Aim of the task. Write out the data word for word and drop any picture you find.

(Website and app data records)
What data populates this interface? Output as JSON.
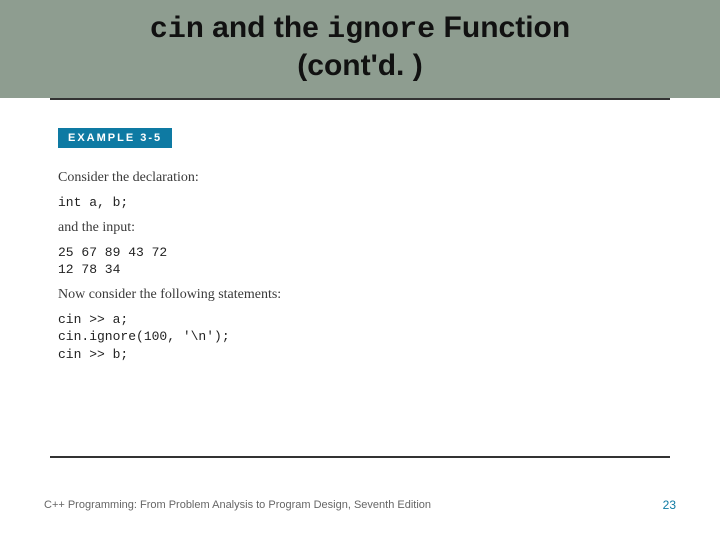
{
  "header": {
    "title_code1": "cin",
    "title_mid": " and the ",
    "title_code2": "ignore",
    "title_tail": " Function",
    "subtitle": "(cont'd. )"
  },
  "example": {
    "tag": "EXAMPLE 3-5",
    "intro1": "Consider the declaration:",
    "decl": "int a, b;",
    "intro2": "and the input:",
    "input_line1": "25 67 89 43 72",
    "input_line2": "12 78 34",
    "intro3": "Now consider the following statements:",
    "stmt1": "cin >> a;",
    "stmt2": "cin.ignore(100, '\\n');",
    "stmt3": "cin >> b;"
  },
  "footer": {
    "text": "C++ Programming: From Problem Analysis to Program Design, Seventh Edition",
    "page": "23"
  }
}
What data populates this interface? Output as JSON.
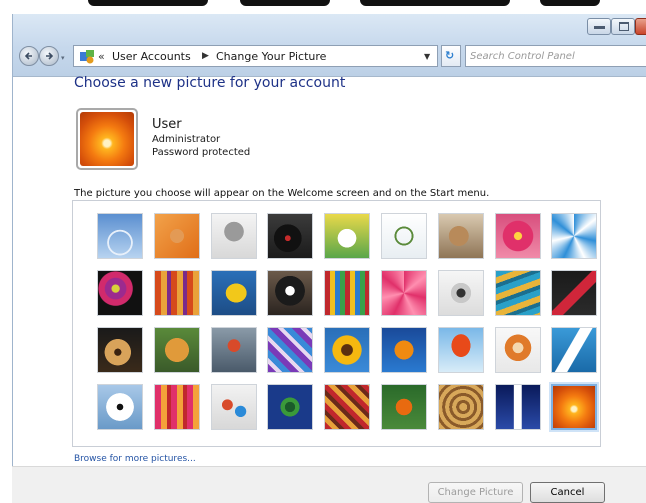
{
  "window": {
    "title_bar_buttons": [
      "minimize",
      "maximize",
      "close"
    ],
    "accent_color": "#1e3287"
  },
  "nav": {
    "back_icon": "back-arrow-icon",
    "forward_icon": "forward-arrow-icon"
  },
  "address_bar": {
    "overflow": "«",
    "crumbs": [
      "User Accounts",
      "Change Your Picture"
    ],
    "icon": "control-panel-icon"
  },
  "search": {
    "placeholder": "Search Control Panel"
  },
  "page": {
    "heading": "Choose a new picture for your account",
    "description": "The picture you choose will appear on the Welcome screen and on the Start menu.",
    "browse_link": "Browse for more pictures..."
  },
  "user": {
    "name": "User",
    "role": "Administrator",
    "status": "Password protected"
  },
  "pictures": {
    "rows": [
      [
        "ferris-wheel",
        "starfish",
        "robot",
        "turntable",
        "lucky-cat",
        "gyroscope",
        "kitten",
        "pink-flower",
        "pinwheel"
      ],
      [
        "sphere",
        "woven-fabric",
        "yellow-leaf",
        "border-collie",
        "crayons",
        "pink-star-flower",
        "jacks",
        "stairs",
        "origami-crane"
      ],
      [
        "guitar",
        "pomeranian",
        "toy-robot",
        "painted-fabric",
        "sunflower",
        "orange-fish",
        "hot-air-balloon",
        "matryoshka",
        "sailboat"
      ],
      [
        "soccer-ball",
        "striped-fabric",
        "marbles",
        "framed-window",
        "patterned-rug",
        "butterfly",
        "nautilus-shell",
        "lighthouse",
        "orange-daisy"
      ]
    ],
    "selected": "orange-daisy"
  },
  "buttons": {
    "change": "Change Picture",
    "cancel": "Cancel"
  }
}
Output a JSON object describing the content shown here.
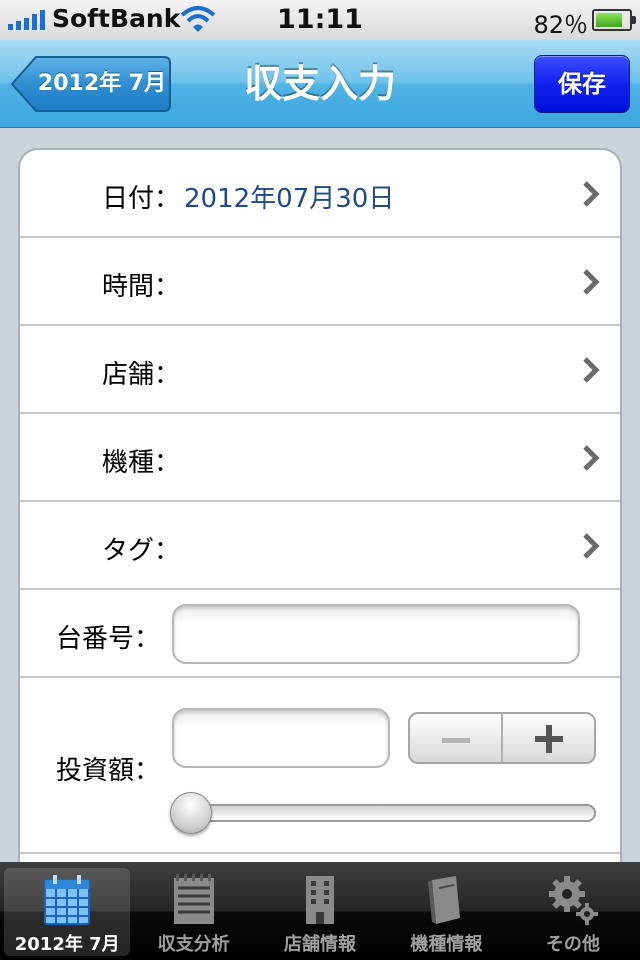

Expected output.
What data populates this interface? Output as JSON.
{
  "header": {
    "title_code1": "cin",
    "title_mid": " and the ",
    "title_code2": "ignore",
    "title_tail": " Function",
    "subtitle": "(cont'd. )"
  },
  "example": {
    "tag": "EXAMPLE 3-5",
    "intro1": "Consider the declaration:",
    "decl": "int a, b;",
    "intro2": "and the input:",
    "input_line1": "25 67 89 43 72",
    "input_line2": "12 78 34",
    "intro3": "Now consider the following statements:",
    "stmt1": "cin >> a;",
    "stmt2": "cin.ignore(100, '\\n');",
    "stmt3": "cin >> b;"
  },
  "footer": {
    "text": "C++ Programming: From Problem Analysis to Program Design, Seventh Edition",
    "page": "23"
  }
}
What data populates this interface? Output as JSON.
{
  "window": {
    "title_bar_buttons": [
      "minimize",
      "maximize",
      "close"
    ],
    "accent_color": "#1e3287"
  },
  "nav": {
    "back_icon": "back-arrow-icon",
    "forward_icon": "forward-arrow-icon"
  },
  "address_bar": {
    "overflow": "«",
    "crumbs": [
      "User Accounts",
      "Change Your Picture"
    ],
    "icon": "control-panel-icon"
  },
  "search": {
    "placeholder": "Search Control Panel"
  },
  "page": {
    "heading": "Choose a new picture for your account",
    "description": "The picture you choose will appear on the Welcome screen and on the Start menu.",
    "browse_link": "Browse for more pictures..."
  },
  "user": {
    "name": "User",
    "role": "Administrator",
    "status": "Password protected"
  },
  "pictures": {
    "rows": [
      [
        "ferris-wheel",
        "starfish",
        "robot",
        "turntable",
        "lucky-cat",
        "gyroscope",
        "kitten",
        "pink-flower",
        "pinwheel"
      ],
      [
        "sphere",
        "woven-fabric",
        "yellow-leaf",
        "border-collie",
        "crayons",
        "pink-star-flower",
        "jacks",
        "stairs",
        "origami-crane"
      ],
      [
        "guitar",
        "pomeranian",
        "toy-robot",
        "painted-fabric",
        "sunflower",
        "orange-fish",
        "hot-air-balloon",
        "matryoshka",
        "sailboat"
      ],
      [
        "soccer-ball",
        "striped-fabric",
        "marbles",
        "framed-window",
        "patterned-rug",
        "butterfly",
        "nautilus-shell",
        "lighthouse",
        "orange-daisy"
      ]
    ],
    "selected": "orange-daisy"
  },
  "buttons": {
    "change": "Change Picture",
    "cancel": "Cancel"
  }
}
Output a JSON object describing the content shown here.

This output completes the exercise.